11th July, 1695. Met at Guildhall; not a full committee, so nothing done.
By the following year some progress had been made.
4th June, 1696. A committee met at Whitehall about Greenwich Hospital, at Sir Christopher Wren’s, his Majesty’s Surveyor-General. We made the first agreement with divers workmen and for materials; and gave the first order for proceeding on the foundation, and for weekly payments to the workmen, and a general account to be monthly.
30thJune, 1696. I went with a select committee of the Commissioners for Greenwich Hospital, and with Sir Christopher Wren, where with him I laid the first stone of the intended foundation, precisely at five o’ clock in the evening, after we had dined together. Mr. Flamstead, the King’s Astronomical Professor, observing the punctual time by instruments.
Did the foundation stone have an inscription? What a wonderful discovery that would be.
Money trickled in over the next few years.
4th July, 1696. Note that my Lord Godolphin was the first of the subscribers who paid any money to this noble fabric.
Evelyn continued to chase the subscribers but he complained in a letter to Godolphin on 3rd August that they “avoid me, as one Carrying the Pest about me”.6
Evelyn’s salary as treasurer was £200 a year (approximately £20,000 today) but he said it was a long time before he saw any of it. To add to his woes his beloved Sayes Court had been cruelly knocked about by Peter the Great, who took up residence to learn the art of shipbuilding in Deptford Royal Dockyard next door. Evelyn was particularly dismayed by the state of his 400 yard holly hedge, through which the Czar and his party had pushed each other on wheelbarrows.
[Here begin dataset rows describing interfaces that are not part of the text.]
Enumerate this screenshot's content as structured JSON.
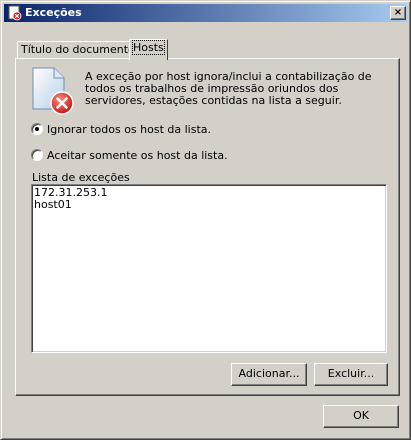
{
  "window": {
    "title": "Exceções",
    "close_symbol": "×"
  },
  "tabs": [
    {
      "label": "Título do documento",
      "active": false
    },
    {
      "label": "Hosts",
      "active": true
    }
  ],
  "info_text": "A exceção por host ignora/inclui a contabilização de todos os trabalhos de impressão oriundos dos servidores, estações contidas na lista a seguir.",
  "radios": [
    {
      "label": "Ignorar todos os host da lista.",
      "checked": true
    },
    {
      "label": "Aceitar somente os host da lista.",
      "checked": false
    }
  ],
  "list": {
    "label": "Lista de exceções",
    "items": [
      "172.31.253.1",
      "host01"
    ]
  },
  "buttons": {
    "add": "Adicionar...",
    "delete": "Excluir...",
    "ok": "OK"
  },
  "icons": {
    "app": "app-icon",
    "document": "document-error-icon"
  }
}
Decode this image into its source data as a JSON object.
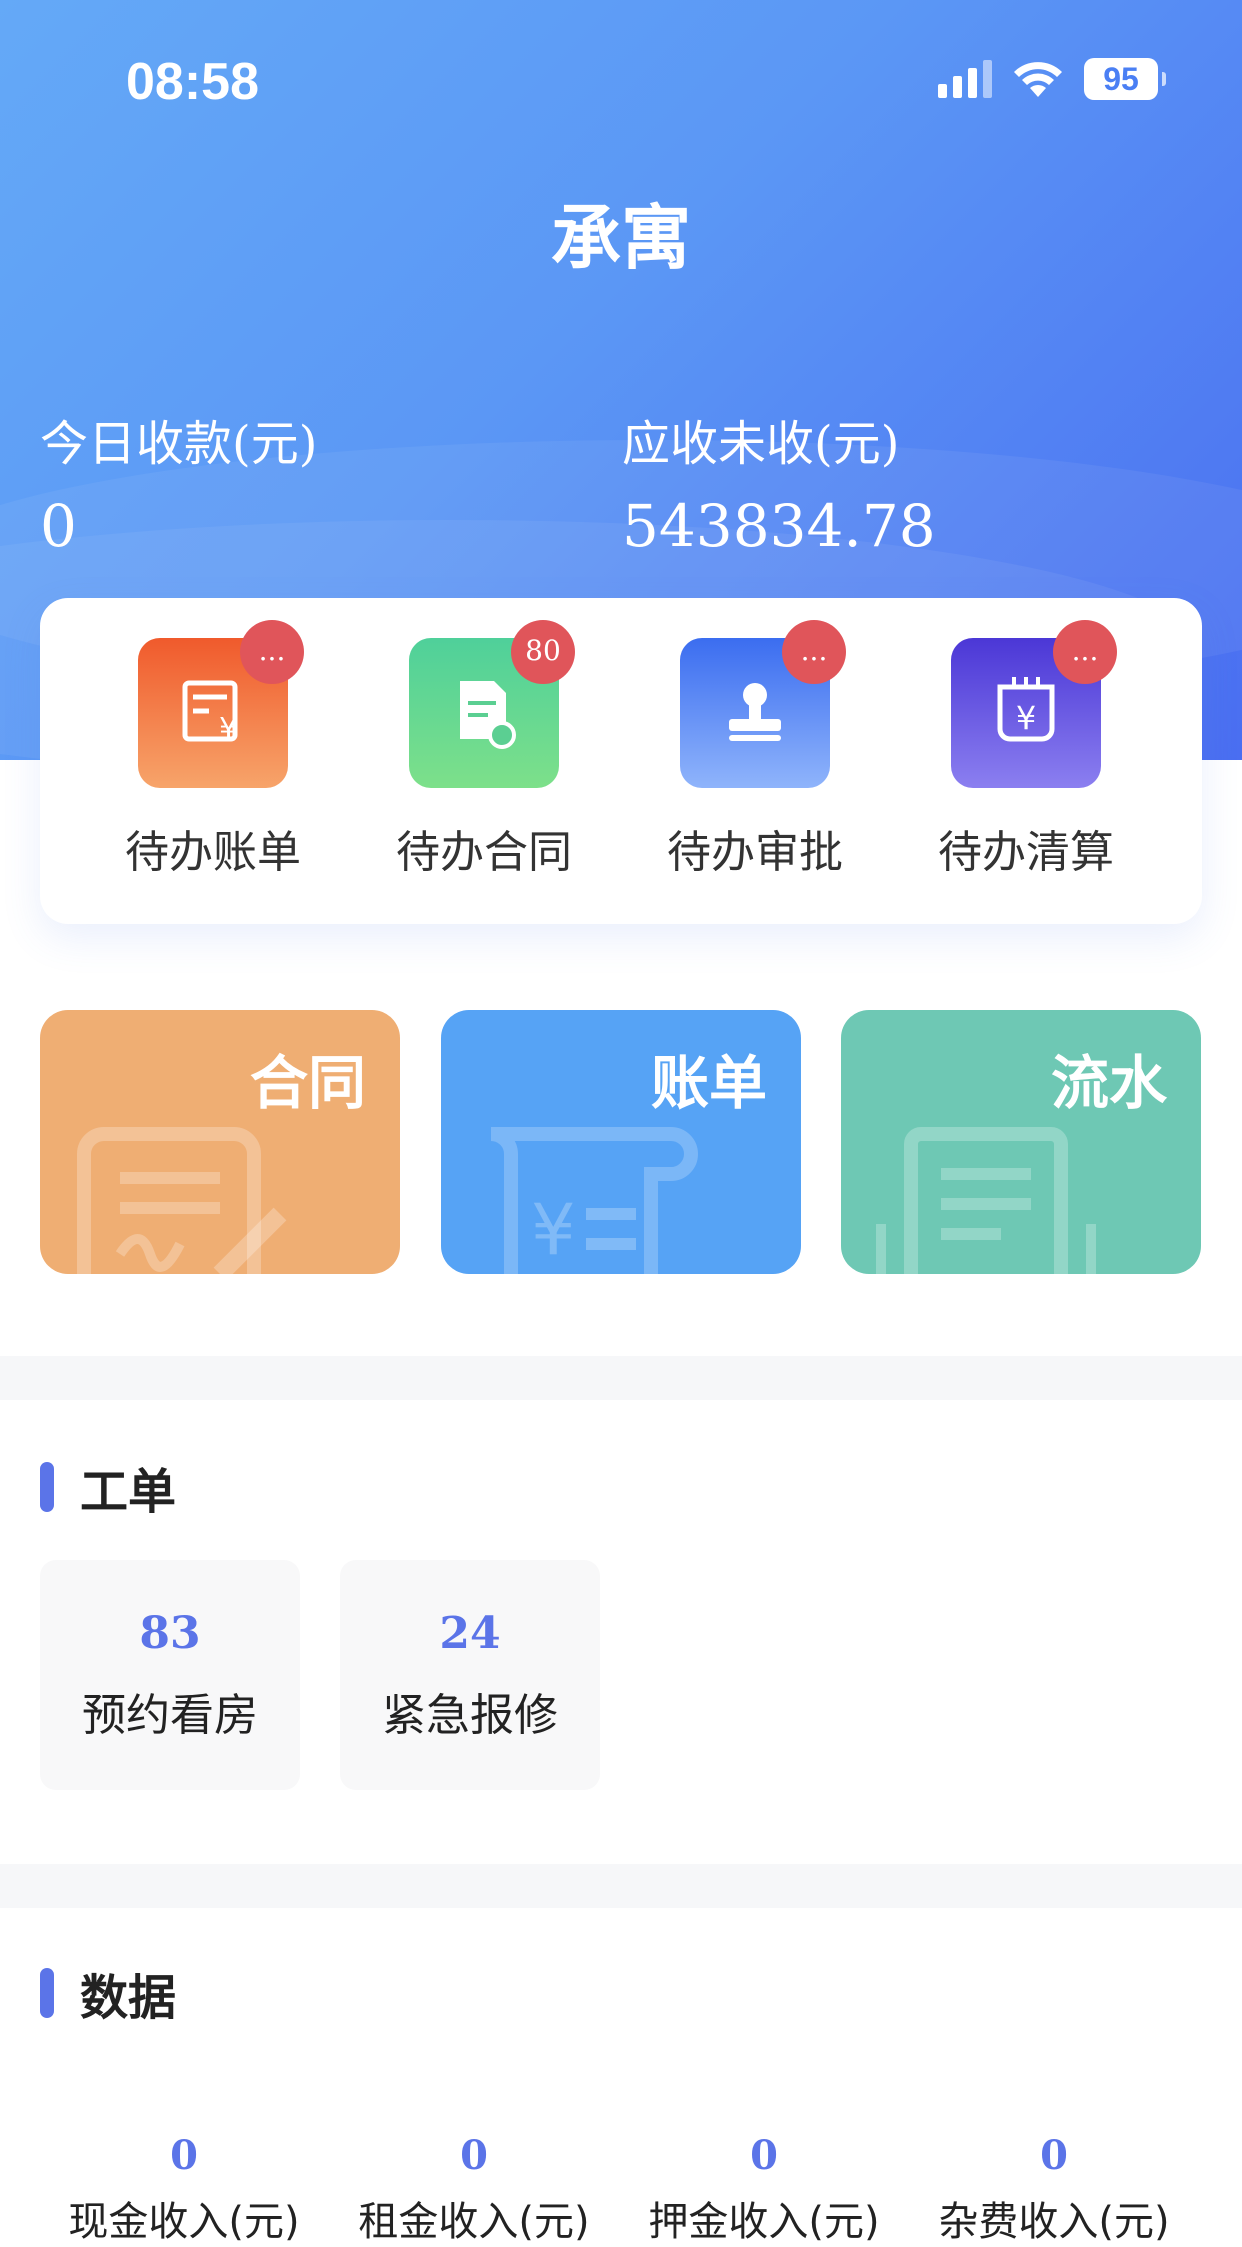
{
  "status_bar": {
    "time": "08:58",
    "battery": "95"
  },
  "app_title": "承寓",
  "stats": [
    {
      "label": "今日收款(元)",
      "value": "0"
    },
    {
      "label": "应收未收(元)",
      "value": "543834.78"
    }
  ],
  "todos": [
    {
      "label": "待办账单",
      "badge": "...",
      "icon": "bill-icon"
    },
    {
      "label": "待办合同",
      "badge": "80",
      "icon": "contract-icon"
    },
    {
      "label": "待办审批",
      "badge": "...",
      "icon": "stamp-icon"
    },
    {
      "label": "待办清算",
      "badge": "...",
      "icon": "settlement-icon"
    }
  ],
  "quick_cards": [
    {
      "label": "合同",
      "color": "#efae73",
      "icon": "contract-sign-icon"
    },
    {
      "label": "账单",
      "color": "#56a3f5",
      "icon": "bill-scroll-icon"
    },
    {
      "label": "流水",
      "color": "#6ec8b4",
      "icon": "ledger-icon"
    }
  ],
  "work_orders": {
    "title": "工单",
    "items": [
      {
        "value": "83",
        "label": "预约看房"
      },
      {
        "value": "24",
        "label": "紧急报修"
      }
    ]
  },
  "data_section": {
    "title": "数据",
    "items": [
      {
        "value": "0",
        "label": "现金收入(元)"
      },
      {
        "value": "0",
        "label": "租金收入(元)"
      },
      {
        "value": "0",
        "label": "押金收入(元)"
      },
      {
        "value": "0",
        "label": "杂费收入(元)"
      }
    ]
  },
  "colors": {
    "accent": "#5b74e8",
    "badge": "#e0555a"
  }
}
9th June, 1698. To Deptford, to see how miserably the Czar had left my house, after three months making it his Court. I got Sir Christopher Wren, the King’s surveyor, and Mr. London, his gardener, to go and estimate the repairs, for which they allowed £150 in their report to the Lords of the Treasury. I then went to see the foundation of the Hall and Chapel at Greenwich Hospital.
As recorded in Admiralty records7Evelyn faithfully attended meetings of both the Grand and Fabric Committees of Greenwich Hospital over the following years although many were adjourned inquorate. “Only C. Wren and Mr Evelyn came”. When Queen Anne came to the throne in 1702 Evelyn and his fellow commissioners began to get the Hospital’s finances into a somewhat healthier state. In 1703 at the age of 82 Evelyn handed over the account books to his son-in-law William Draper.
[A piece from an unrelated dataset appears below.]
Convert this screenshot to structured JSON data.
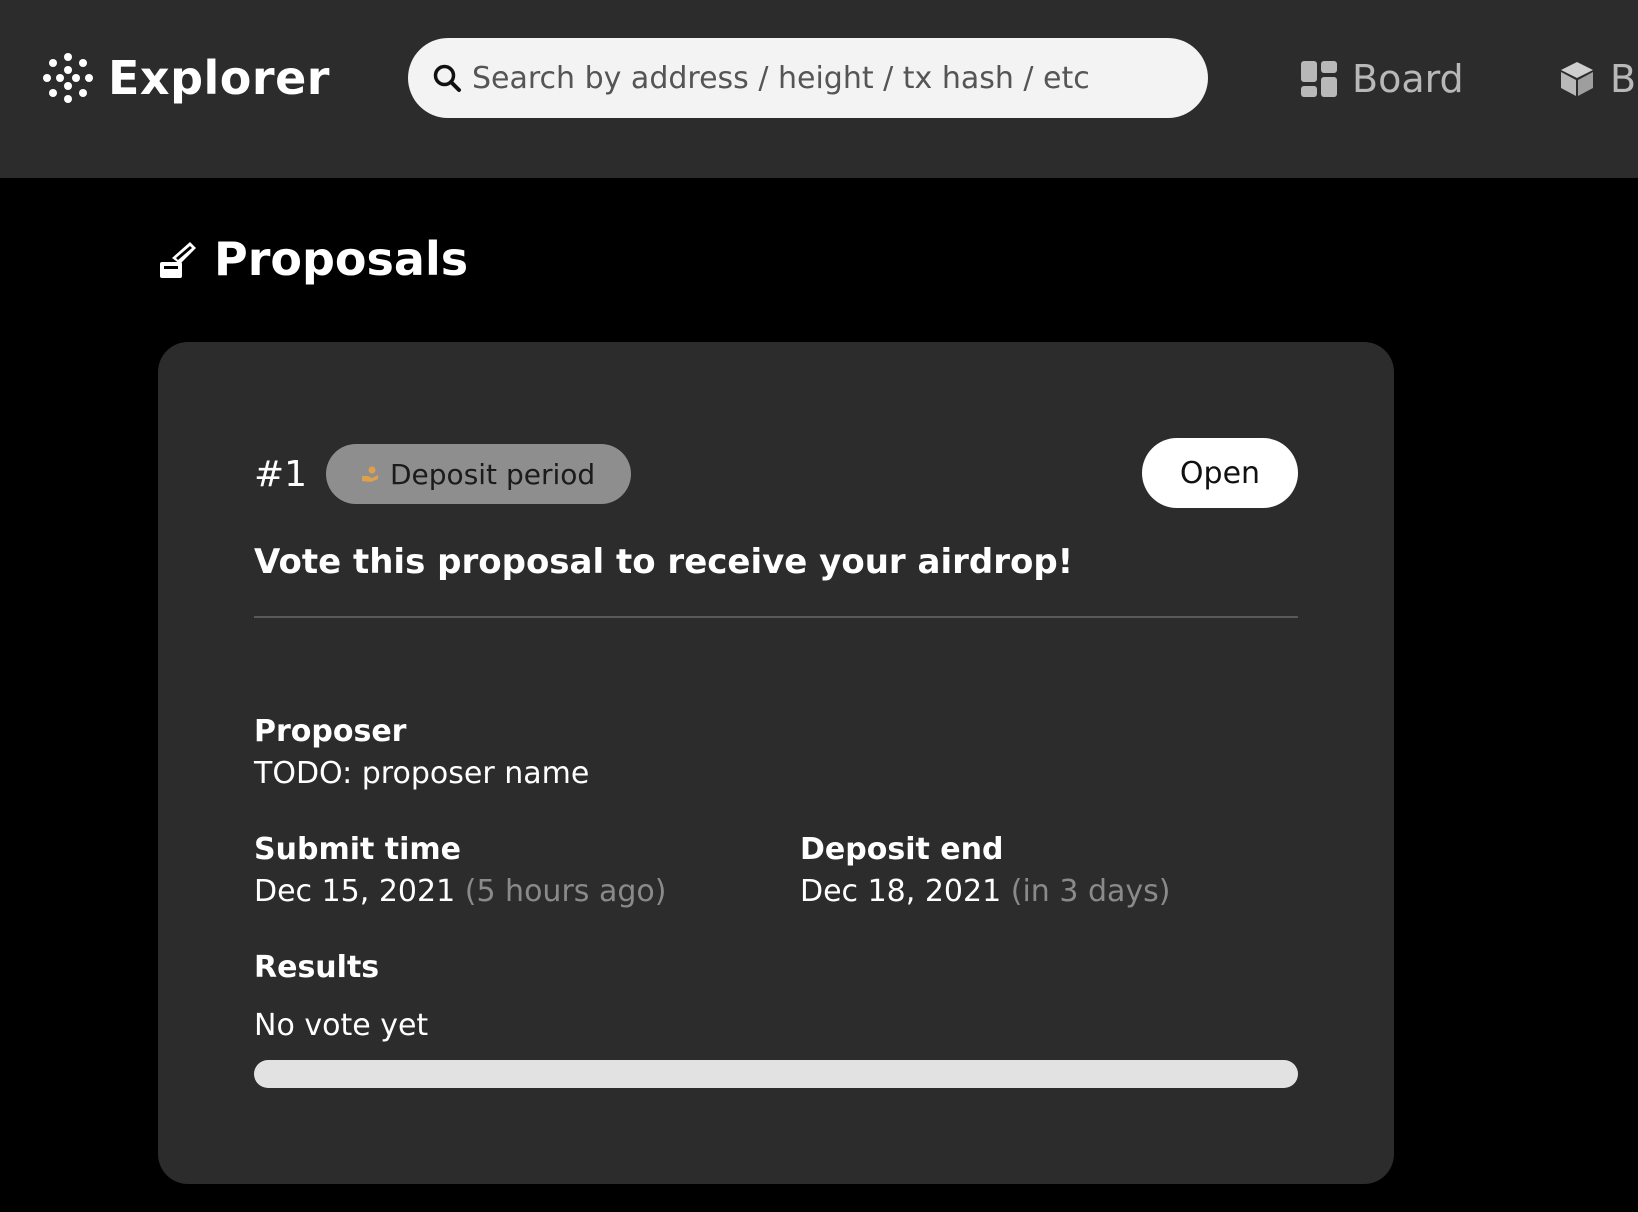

12th August, 1703. The new Commission for Greenwich hospital was sealed and opened, at which my son-in-law, Draper, was present, to whom I resigned my office of Treasurer. From August 1696, there had been expended in building £89,364 14s. 8¼d. (More than £9.5 million today, give or take the odd farthing.)
Evelyn lived long enough to see the first pensioners admitted. By the summer of 1705 there were 81 inmates. June, 1705. I went to Greenwich hospital, where they now began to take in wounded and worn-out seamen, who are exceedingly well provided for. The buildings now going on are very magnificent.
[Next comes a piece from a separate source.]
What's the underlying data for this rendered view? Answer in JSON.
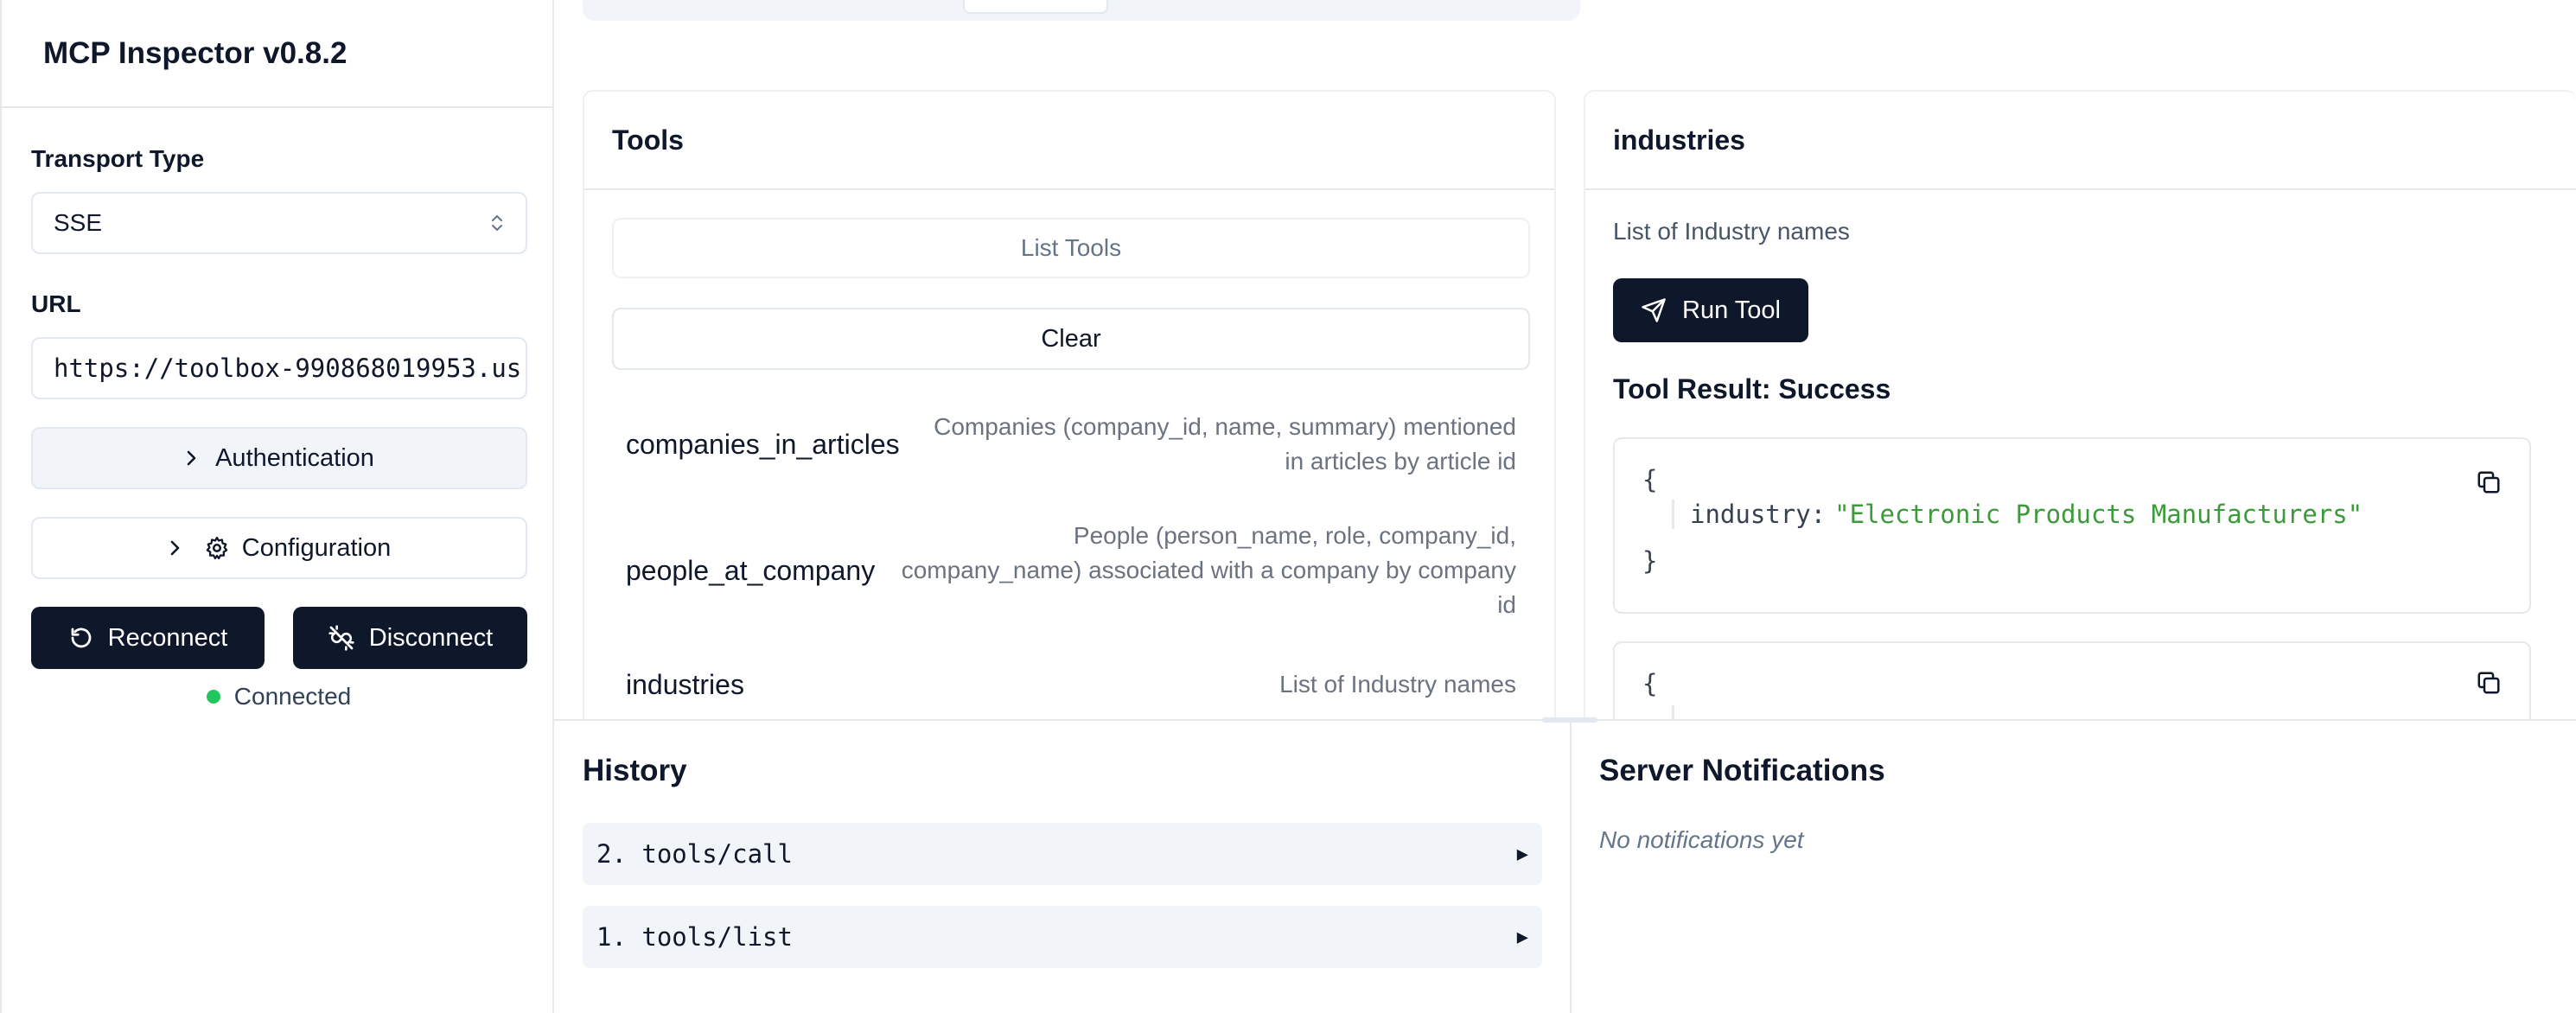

John Evelyn died the following year on 27thFebruary at his ancestral country house in Wotton, Surrey, where he is buried.
2. This and all following excerpts from Evelyn’s diary are from Project Gutenberg’s The Diary of John Evelyn (Vols 1 and 2), by John Evelyn.
3. National Archives ADM 80/169
4. ADM 67/1 GH Minutes Grand Committee
5. ADM 80/172
6. British Library Add MS 78299
7. ADM 67/1 and 6
During the current Covid 19 pandemic we look back to the terrible plague pandemics of the seventeenth century. From 1603 to 1665 the Plague wreaked terrible destruction.
The riverside towns of Greenwich, Deptford and Woolwich, all significant landing places on the Thames – London’s main highway – were very badly affected, as were the other communities in the Hundred of Blackheath.
Frances Ward’s excellent 1982 account of the four outbreaks in our district was researched from parish registers and account books plus many other contemporary sources.
This is the first in a programme of digitally re-publishing significant articles in our journals and transactions from the foundation of our society in 1905.